A multicultural community COVID-19 testing site offering services in a dozen Asian languages, including Chinese, Tagalog and Mongolian, conducted its first tests in Oakland’s Chinatown on Tuesday, community leaders said.
The testing site in Madison Park at 810 Jackson St. is open to everyone whether or not someone identifies as Asian American or Pacific Islander. Neither payment nor insurance is required to get tested and no one will be asked about their immigration status.
People interested in getting tested also do not need to be a patient at Asian Health Services, which is partnering with Alameda County to stand up the site.
Oakland Mayor Libby Schaaf told the immigrant community that Asian Health Services “is a place that you can trust.”
She said the organization will provide not only testing but other services to cope with the results as well as the emotional and economic impacts of the novel coronavirus.
“We are fighting back against being blamed and ignored in this pandemic,” CEO of Asian Health Services Sherry Hirota said in a statement.
“Our community masked early, felt the rise in anti-Asian hate and went underground,” she said. “Now we must ensure that each of us is safe and supported.”
The testing site is open Tuesdays from noon to 7 p.m. and Thursdays and Fridays from 8 a.m. to 4 p.m. People who want to get tested can make an appointment at www.color.com/AHS. For help, people can call the multilingual line at Asian Health Services at (510) 735-3222.
Julia Liou, chief deputy of administration for Asian Health Services, said like Schaaf that Tuesday’s launch is about more than testing. The launch is also about the outreach and followup afterward, she said.

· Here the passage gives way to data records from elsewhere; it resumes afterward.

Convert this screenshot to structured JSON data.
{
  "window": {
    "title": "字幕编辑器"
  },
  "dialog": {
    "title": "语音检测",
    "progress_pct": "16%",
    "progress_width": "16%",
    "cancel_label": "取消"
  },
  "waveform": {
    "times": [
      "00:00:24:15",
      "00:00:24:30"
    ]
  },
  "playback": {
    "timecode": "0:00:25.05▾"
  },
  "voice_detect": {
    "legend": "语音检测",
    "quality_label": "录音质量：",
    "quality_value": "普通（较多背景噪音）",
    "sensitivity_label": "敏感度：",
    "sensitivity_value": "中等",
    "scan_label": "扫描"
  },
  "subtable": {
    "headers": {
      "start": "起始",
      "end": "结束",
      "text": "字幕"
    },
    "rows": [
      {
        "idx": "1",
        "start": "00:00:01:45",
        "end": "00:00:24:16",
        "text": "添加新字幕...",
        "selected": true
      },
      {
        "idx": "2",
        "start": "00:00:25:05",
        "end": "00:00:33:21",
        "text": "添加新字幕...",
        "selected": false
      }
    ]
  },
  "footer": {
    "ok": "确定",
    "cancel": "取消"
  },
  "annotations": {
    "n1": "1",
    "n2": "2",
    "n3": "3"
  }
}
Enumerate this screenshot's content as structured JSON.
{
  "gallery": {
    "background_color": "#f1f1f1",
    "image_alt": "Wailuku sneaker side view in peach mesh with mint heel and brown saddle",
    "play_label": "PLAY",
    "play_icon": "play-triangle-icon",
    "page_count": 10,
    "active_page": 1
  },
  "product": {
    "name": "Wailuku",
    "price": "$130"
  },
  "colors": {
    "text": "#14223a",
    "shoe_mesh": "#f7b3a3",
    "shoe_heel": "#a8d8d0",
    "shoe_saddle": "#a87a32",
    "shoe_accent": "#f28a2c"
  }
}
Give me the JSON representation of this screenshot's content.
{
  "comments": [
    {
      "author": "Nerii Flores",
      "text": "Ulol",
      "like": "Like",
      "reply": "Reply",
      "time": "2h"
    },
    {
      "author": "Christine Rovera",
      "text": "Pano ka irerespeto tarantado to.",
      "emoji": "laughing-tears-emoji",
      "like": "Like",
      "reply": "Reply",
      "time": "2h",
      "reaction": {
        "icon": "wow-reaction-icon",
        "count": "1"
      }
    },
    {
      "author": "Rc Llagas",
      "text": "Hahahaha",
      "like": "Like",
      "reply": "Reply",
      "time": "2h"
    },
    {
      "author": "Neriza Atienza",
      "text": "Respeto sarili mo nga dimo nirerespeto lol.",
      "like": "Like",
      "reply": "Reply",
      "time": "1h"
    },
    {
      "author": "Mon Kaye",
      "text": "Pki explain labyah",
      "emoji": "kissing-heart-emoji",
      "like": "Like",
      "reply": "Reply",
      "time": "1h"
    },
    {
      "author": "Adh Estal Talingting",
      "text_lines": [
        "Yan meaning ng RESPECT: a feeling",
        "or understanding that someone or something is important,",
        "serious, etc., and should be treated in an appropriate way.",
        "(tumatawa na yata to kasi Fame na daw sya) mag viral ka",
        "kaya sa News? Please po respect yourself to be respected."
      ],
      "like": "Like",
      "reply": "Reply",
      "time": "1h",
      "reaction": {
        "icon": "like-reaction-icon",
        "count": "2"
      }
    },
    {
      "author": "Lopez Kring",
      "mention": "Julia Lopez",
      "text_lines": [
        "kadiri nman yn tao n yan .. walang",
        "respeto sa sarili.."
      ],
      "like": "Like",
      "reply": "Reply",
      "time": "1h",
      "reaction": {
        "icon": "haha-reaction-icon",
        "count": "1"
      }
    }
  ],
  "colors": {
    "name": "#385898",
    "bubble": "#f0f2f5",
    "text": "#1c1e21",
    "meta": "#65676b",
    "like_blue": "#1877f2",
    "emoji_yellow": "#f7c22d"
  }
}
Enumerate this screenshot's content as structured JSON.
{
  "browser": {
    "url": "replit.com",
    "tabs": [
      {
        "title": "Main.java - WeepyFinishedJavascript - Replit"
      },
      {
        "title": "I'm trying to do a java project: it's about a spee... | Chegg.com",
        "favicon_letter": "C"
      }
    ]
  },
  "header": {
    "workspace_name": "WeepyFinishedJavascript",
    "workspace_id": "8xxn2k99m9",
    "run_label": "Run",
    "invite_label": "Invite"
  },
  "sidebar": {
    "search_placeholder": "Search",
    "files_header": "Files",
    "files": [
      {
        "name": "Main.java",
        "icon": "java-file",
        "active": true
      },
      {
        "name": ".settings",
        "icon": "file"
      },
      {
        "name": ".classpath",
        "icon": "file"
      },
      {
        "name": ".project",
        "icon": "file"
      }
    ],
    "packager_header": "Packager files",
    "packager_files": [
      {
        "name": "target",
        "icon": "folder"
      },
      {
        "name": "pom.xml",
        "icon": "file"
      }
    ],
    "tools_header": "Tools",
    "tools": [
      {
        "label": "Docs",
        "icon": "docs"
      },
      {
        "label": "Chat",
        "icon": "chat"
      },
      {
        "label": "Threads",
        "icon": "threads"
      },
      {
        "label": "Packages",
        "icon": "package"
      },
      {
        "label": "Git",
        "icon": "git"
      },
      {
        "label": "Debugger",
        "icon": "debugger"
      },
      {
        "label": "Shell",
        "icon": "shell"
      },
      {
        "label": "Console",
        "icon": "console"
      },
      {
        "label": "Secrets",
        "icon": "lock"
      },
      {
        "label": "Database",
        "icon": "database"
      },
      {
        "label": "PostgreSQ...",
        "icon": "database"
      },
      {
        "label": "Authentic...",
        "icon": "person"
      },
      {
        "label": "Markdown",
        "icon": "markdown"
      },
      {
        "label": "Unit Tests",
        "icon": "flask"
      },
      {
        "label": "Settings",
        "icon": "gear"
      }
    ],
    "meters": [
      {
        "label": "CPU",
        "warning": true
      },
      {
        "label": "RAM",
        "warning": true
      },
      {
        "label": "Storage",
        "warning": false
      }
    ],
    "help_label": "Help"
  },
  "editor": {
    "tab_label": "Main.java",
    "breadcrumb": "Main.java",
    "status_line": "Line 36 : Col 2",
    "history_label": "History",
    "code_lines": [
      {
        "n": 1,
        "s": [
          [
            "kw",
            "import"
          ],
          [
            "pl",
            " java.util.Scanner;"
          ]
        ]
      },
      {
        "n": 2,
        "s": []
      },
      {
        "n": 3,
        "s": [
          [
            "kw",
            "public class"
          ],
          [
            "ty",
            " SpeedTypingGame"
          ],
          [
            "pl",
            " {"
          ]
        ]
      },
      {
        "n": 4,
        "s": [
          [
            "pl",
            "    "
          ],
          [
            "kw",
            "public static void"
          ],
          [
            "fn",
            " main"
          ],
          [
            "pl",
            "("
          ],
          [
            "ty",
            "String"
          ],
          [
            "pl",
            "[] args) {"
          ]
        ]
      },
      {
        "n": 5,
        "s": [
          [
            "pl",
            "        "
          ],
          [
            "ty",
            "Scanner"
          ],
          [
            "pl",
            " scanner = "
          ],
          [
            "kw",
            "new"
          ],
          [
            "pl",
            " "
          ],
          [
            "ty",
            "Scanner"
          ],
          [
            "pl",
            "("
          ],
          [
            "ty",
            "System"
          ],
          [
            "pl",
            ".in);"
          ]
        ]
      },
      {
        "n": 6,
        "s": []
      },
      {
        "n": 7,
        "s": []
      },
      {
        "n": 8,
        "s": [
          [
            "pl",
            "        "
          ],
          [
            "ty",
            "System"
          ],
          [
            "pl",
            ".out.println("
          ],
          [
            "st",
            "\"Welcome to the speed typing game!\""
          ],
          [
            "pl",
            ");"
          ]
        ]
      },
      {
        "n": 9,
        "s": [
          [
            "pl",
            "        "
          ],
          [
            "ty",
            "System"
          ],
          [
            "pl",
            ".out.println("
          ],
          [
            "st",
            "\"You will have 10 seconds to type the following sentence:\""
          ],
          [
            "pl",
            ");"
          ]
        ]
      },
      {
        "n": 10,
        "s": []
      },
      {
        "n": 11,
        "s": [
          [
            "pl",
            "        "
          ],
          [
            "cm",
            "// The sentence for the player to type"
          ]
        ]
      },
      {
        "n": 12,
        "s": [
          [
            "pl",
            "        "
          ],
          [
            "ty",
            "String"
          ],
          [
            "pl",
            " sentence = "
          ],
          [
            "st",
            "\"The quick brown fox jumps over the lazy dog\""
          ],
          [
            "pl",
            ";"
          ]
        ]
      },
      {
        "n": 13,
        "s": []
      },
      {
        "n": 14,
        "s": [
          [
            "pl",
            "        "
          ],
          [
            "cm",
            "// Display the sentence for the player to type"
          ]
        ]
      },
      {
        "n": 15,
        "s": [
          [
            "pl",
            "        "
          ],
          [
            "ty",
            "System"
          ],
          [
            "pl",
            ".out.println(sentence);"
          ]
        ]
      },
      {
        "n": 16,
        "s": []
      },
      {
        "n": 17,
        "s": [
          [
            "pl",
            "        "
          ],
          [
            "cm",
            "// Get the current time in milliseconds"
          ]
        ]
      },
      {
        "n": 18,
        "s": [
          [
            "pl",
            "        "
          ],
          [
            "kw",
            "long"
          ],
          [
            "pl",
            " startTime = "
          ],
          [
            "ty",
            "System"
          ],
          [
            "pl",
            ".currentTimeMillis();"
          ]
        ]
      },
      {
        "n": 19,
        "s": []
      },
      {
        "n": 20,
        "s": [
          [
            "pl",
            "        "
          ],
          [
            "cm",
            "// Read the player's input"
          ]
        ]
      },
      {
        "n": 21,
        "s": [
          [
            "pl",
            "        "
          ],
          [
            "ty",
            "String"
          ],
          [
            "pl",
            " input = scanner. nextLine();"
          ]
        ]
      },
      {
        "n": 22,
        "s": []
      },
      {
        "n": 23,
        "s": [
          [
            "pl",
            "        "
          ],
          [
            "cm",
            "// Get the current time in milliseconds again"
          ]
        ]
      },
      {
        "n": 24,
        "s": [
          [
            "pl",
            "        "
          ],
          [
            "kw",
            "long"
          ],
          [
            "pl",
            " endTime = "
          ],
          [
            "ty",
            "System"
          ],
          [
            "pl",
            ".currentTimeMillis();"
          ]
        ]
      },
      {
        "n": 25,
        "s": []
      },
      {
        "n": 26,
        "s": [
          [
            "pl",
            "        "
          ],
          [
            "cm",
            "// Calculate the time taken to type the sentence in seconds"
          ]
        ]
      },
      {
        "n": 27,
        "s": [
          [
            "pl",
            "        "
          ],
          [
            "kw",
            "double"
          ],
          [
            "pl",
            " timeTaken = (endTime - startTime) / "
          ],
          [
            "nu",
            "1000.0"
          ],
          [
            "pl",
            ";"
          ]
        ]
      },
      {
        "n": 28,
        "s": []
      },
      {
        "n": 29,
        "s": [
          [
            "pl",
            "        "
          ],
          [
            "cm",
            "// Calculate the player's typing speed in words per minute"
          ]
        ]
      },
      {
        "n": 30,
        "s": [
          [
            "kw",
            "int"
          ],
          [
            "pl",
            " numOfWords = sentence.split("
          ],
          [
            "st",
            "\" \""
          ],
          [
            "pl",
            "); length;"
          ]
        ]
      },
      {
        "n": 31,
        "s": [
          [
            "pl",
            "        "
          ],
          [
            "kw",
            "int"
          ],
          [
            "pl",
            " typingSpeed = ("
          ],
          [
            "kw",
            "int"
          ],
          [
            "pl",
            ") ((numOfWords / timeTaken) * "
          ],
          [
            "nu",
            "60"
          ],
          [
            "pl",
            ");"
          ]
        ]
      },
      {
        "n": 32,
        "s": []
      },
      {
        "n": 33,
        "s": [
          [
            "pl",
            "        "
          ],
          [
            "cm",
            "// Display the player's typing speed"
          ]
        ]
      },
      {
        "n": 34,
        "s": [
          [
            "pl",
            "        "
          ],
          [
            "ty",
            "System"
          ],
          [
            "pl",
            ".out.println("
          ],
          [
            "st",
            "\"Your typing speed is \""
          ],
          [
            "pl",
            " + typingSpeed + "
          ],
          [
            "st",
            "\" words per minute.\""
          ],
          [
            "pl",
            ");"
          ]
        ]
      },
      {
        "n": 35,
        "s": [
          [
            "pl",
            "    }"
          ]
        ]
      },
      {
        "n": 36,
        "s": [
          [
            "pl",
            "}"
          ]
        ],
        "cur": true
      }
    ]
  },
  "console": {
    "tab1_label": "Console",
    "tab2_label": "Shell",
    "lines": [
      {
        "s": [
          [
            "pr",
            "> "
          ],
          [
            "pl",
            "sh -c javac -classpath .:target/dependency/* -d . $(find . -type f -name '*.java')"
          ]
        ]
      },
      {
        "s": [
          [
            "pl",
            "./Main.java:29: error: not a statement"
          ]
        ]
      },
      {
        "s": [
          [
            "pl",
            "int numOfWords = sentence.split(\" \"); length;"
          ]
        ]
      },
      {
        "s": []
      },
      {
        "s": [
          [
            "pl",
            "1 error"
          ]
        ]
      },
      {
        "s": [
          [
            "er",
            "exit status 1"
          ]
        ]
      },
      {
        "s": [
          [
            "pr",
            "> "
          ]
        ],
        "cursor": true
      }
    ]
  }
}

If someone tests positive then they will likely need culturally and linguistically competent counseling and support, which Asian Health Services can provide.
A recent survey by Asian Health Services of 1,300 Asian Americans in Alameda County showed high rates of anxiety and fear, job loss and severe lack of food and income during the pandemic.
The testing rate among the respondents was a mere 3 percent, compared to an average of 10 percent among all ethnicities in California.
Hirota said her organization wants to make sure the Asian and Pacific Islander community has access to testing, education, counseling, referrals, case management and compassion in a language and culture they are comfortable with.
“This is a place for total care,” said Oakland City Councilwoman Nikki Fortunato Bas, whose district includes Chinatown.
The testing site, Bas said, “is a model for the entire state.”
“We feel confident that we’re going to get our community tested,” said Colleen Chawla, director of the Alameda County Health Care Services Agency.